In 2019, for example, Canada added a pair of white supremacist and neo-Nazi groups — Blood and Honour, and Combat 18 — to its list of terrorism organizations for the first time.
Furthermore, as these organizations continue to operate, it becomes clear that we need to ask how our national security agencies have failed Canadians by refusing to deal with the challenge of white supremacy.
The holes in our anti-terror and national security infrastructure point to the need for a full and transparent review. How have our agencies been fighting white supremacist hate groups? And has their focus on the Muslim community, the environmental movement, Indigenous folks, and other racialized communities allowed a pernicious threat to grow unabated?

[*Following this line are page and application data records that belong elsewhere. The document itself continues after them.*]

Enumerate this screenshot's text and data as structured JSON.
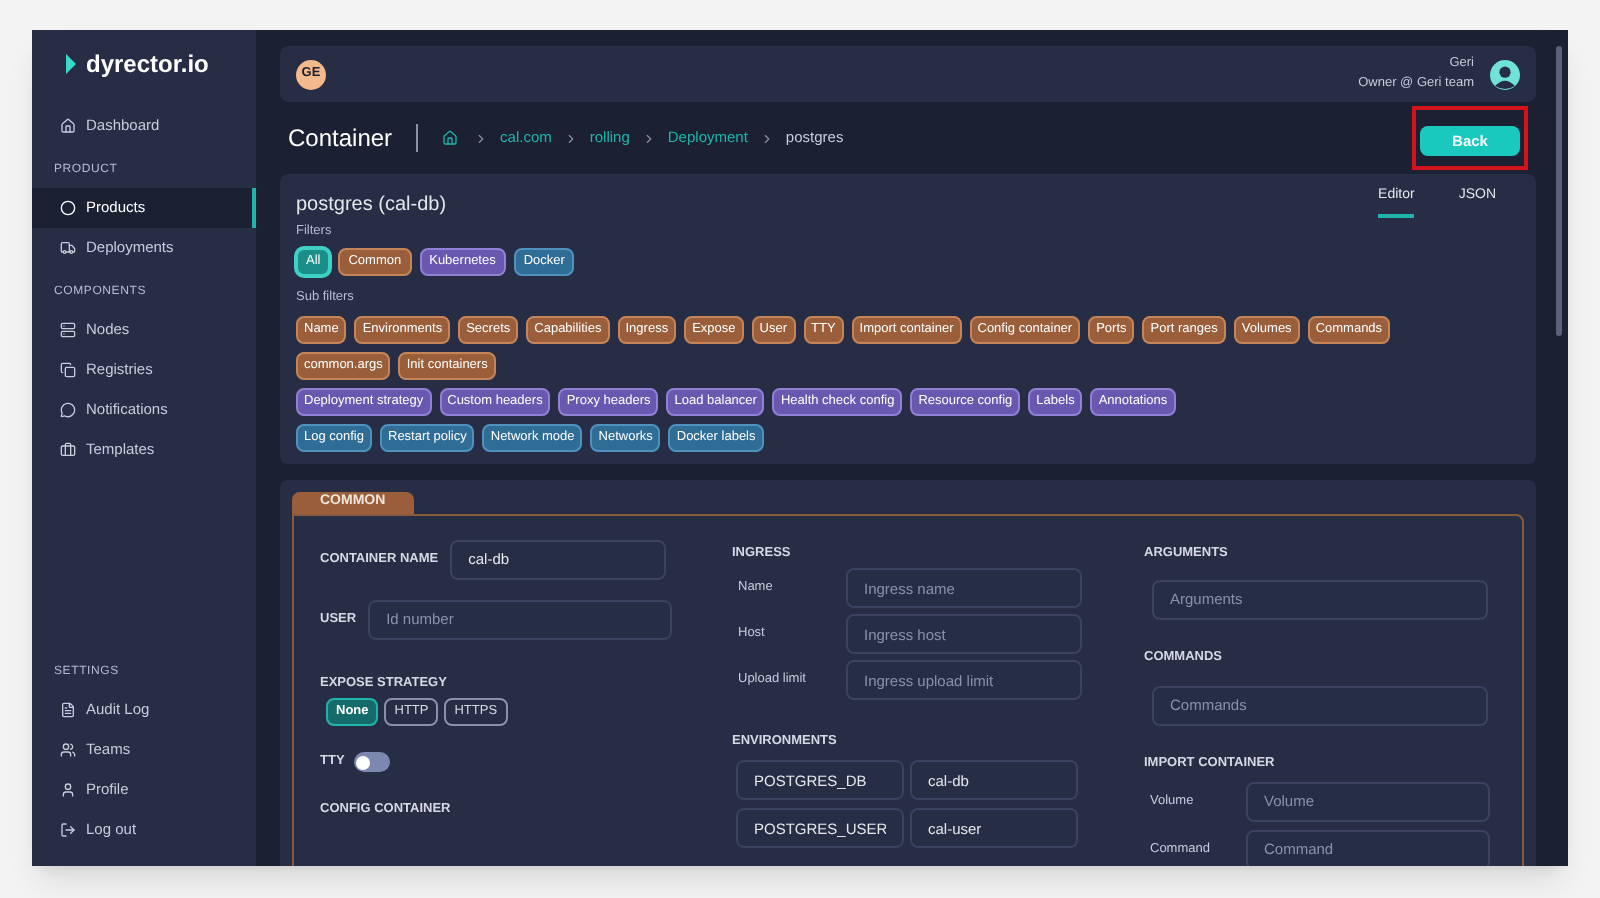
{
  "sidebar": {
    "logo": "dyrector.io",
    "sections": [
      {
        "items": [
          {
            "label": "Dashboard",
            "selected": false
          }
        ]
      },
      {
        "title": "PRODUCT",
        "items": [
          {
            "label": "Products",
            "selected": true
          },
          {
            "label": "Deployments",
            "selected": false
          }
        ]
      },
      {
        "title": "COMPONENTS",
        "items": [
          {
            "label": "Nodes",
            "selected": false
          },
          {
            "label": "Registries",
            "selected": false
          },
          {
            "label": "Notifications",
            "selected": false
          },
          {
            "label": "Templates",
            "selected": false
          }
        ]
      },
      {
        "title": "SETTINGS",
        "items": [
          {
            "label": "Audit Log",
            "selected": false
          },
          {
            "label": "Teams",
            "selected": false
          },
          {
            "label": "Profile",
            "selected": false
          },
          {
            "label": "Log out",
            "selected": false
          }
        ]
      }
    ]
  },
  "header": {
    "initials": "GE",
    "user_name": "Geri",
    "user_role": "Owner @ Geri team"
  },
  "page_title": "Container",
  "breadcrumb": [
    {
      "label": "cal.com",
      "link": true
    },
    {
      "label": "rolling",
      "link": true
    },
    {
      "label": "Deployment",
      "link": true
    },
    {
      "label": "postgres",
      "link": false
    }
  ],
  "back_button": {
    "label": "Back",
    "highlighted": true
  },
  "card": {
    "title": "postgres (cal-db)",
    "tabs": [
      {
        "label": "Editor",
        "selected": true
      },
      {
        "label": "JSON",
        "selected": false
      }
    ],
    "filters_label": "Filters",
    "filters": [
      {
        "label": "All",
        "kind": "all",
        "selected": true
      },
      {
        "label": "Common",
        "kind": "common",
        "selected": false
      },
      {
        "label": "Kubernetes",
        "kind": "kubernetes",
        "selected": false
      },
      {
        "label": "Docker",
        "kind": "docker",
        "selected": false
      }
    ],
    "sub_filters_label": "Sub filters",
    "sub_filters": [
      {
        "kind": "common",
        "tags": [
          "Name",
          "Environments",
          "Secrets",
          "Capabilities",
          "Ingress",
          "Expose",
          "User",
          "TTY",
          "Import container",
          "Config container",
          "Ports",
          "Port ranges",
          "Volumes",
          "Commands",
          "common.args",
          "Init containers"
        ]
      },
      {
        "kind": "kubernetes",
        "tags": [
          "Deployment strategy",
          "Custom headers",
          "Proxy headers",
          "Load balancer",
          "Health check config",
          "Resource config",
          "Labels",
          "Annotations"
        ]
      },
      {
        "kind": "docker",
        "tags": [
          "Log config",
          "Restart policy",
          "Network mode",
          "Networks",
          "Docker labels"
        ]
      }
    ]
  },
  "common": {
    "tab": "COMMON",
    "container_name": {
      "label": "CONTAINER NAME",
      "value": "cal-db"
    },
    "user": {
      "label": "USER",
      "placeholder": "Id number"
    },
    "expose_strategy": {
      "label": "EXPOSE STRATEGY",
      "options": [
        {
          "label": "None",
          "selected": true
        },
        {
          "label": "HTTP",
          "selected": false
        },
        {
          "label": "HTTPS",
          "selected": false
        }
      ]
    },
    "tty": {
      "label": "TTY",
      "on": false
    },
    "config_container": {
      "label": "CONFIG CONTAINER"
    },
    "ingress": {
      "title": "INGRESS",
      "fields": [
        {
          "label": "Name",
          "placeholder": "Ingress name"
        },
        {
          "label": "Host",
          "placeholder": "Ingress host"
        },
        {
          "label": "Upload limit",
          "placeholder": "Ingress upload limit"
        }
      ]
    },
    "environments": {
      "title": "ENVIRONMENTS",
      "rows": [
        {
          "key": "POSTGRES_DB",
          "value": "cal-db"
        },
        {
          "key": "POSTGRES_USER",
          "value": "cal-user"
        }
      ]
    },
    "arguments": {
      "title": "ARGUMENTS",
      "placeholder": "Arguments"
    },
    "commands": {
      "title": "COMMANDS",
      "placeholder": "Commands"
    },
    "import_container": {
      "title": "IMPORT CONTAINER",
      "fields": [
        {
          "label": "Volume",
          "placeholder": "Volume"
        },
        {
          "label": "Command",
          "placeholder": "Command"
        }
      ]
    }
  }
}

Then there are the clearly anti-immigrant and often violent groups such as Soldiers of Odin, which physically patrol city streets in search of “criminal immigrants.” It is critical that we develop new legislative approaches, whether criminal or regulatory, that are specifically designed to identify white supremacist groups as white supremacist groups.

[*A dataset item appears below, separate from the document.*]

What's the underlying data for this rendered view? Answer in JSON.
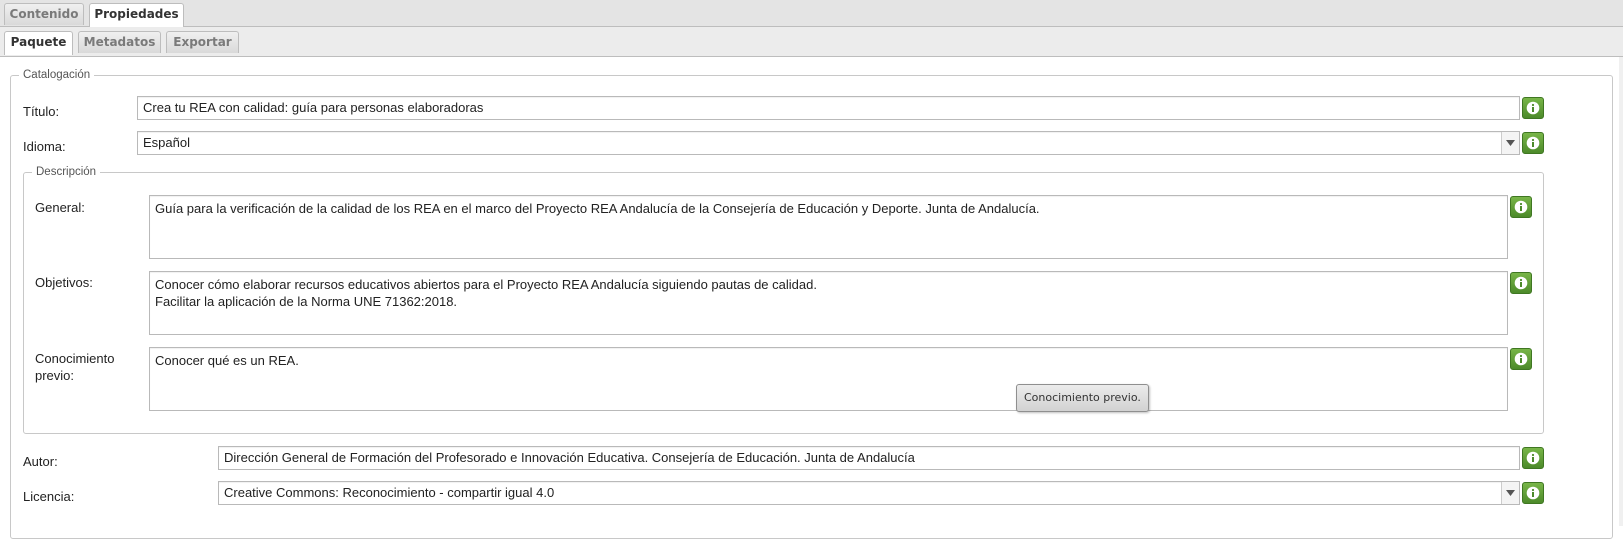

It is also important to ensure that civil liberties groups are consulted on how to combat the issue of white supremacists organizing and communicating online.
Alexandre Bissonnette was exposed to Islamophobia online and browsed sites linked to white supremacists before he killed six people and injured 19 others at the Islamic Cultural Centre of Quebec City on Jan. 29, 2017. We need new, up-to-date laws that are balanced and constitutionally sound to disrupt far-right extremist forums, social media platforms, and online chat rooms.

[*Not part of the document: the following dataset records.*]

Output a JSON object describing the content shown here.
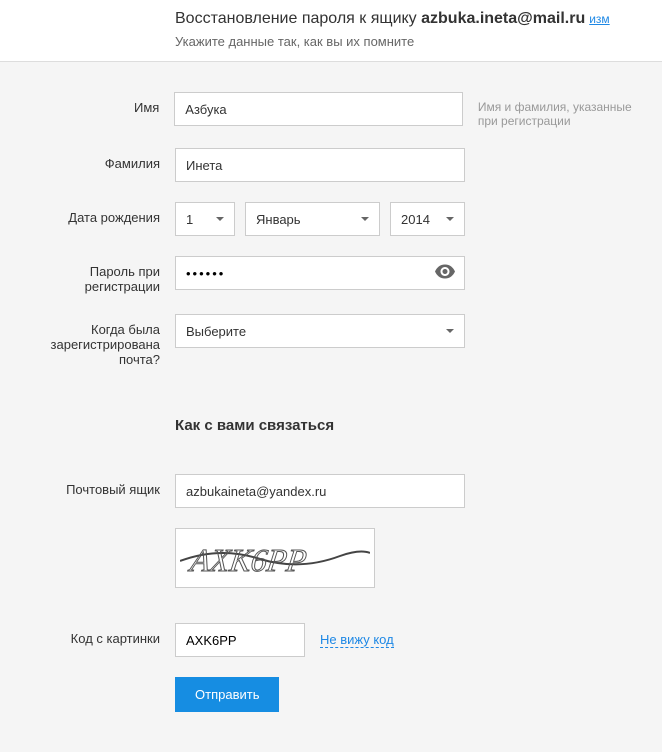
{
  "header": {
    "title_prefix": "Восстановление пароля к ящику ",
    "email": "azbuka.ineta@mail.ru",
    "change_link": "изм",
    "subtitle": "Укажите данные так, как вы их помните"
  },
  "labels": {
    "name": "Имя",
    "surname": "Фамилия",
    "birthdate": "Дата рождения",
    "password": "Пароль при регистрации",
    "registered": "Когда была зарегистрирована почта?",
    "contact_title": "Как с вами связаться",
    "mailbox": "Почтовый ящик",
    "captcha": "Код с картинки"
  },
  "values": {
    "name": "Азбука",
    "surname": "Инета",
    "day": "1",
    "month": "Январь",
    "year": "2014",
    "password": "••••••",
    "registered": "Выберите",
    "email": "azbukaineta@yandex.ru",
    "captcha": "AXK6PP",
    "captcha_image_text": "AXK6PP"
  },
  "hints": {
    "name": "Имя и фамилия, указанные при регистрации"
  },
  "actions": {
    "cant_see": "Не вижу код",
    "submit": "Отправить"
  }
}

Mosques and other institutions that have been targeted need help with security and protection, as well. They are eligible to receive funding through Public Safety Canada’s Security Infrastructure Program (SIP), but the process is slow. Months go by before funding is received to build new gates, put in cameras, and build a security infrastructure. Instead, the program should provide rebates after the work is done.
Canada’s Muslim community is not the only one asking these questions. These common-sense ideas have broad support across many communities, particularly racialized ones. While many groups raise valid concerns about the reach of anti-terrorism legislation and have questions about freedom of speech issues, we believe that many Canadians, regardless of community and as indicated by the unanimous consent motion in Parliament, are on the same page regarding white supremacist organizations.
Enough is enough.
But words mean little. Building a safer country takes political will. It takes action.
There’s a broad consensus among Canadians that we need to act. The unanimous consent motion in the House of Commons on the eve of the anniversary of the Quebec City mosque shooting demonstrates that. All eyes are on our MPs and officials to follow through.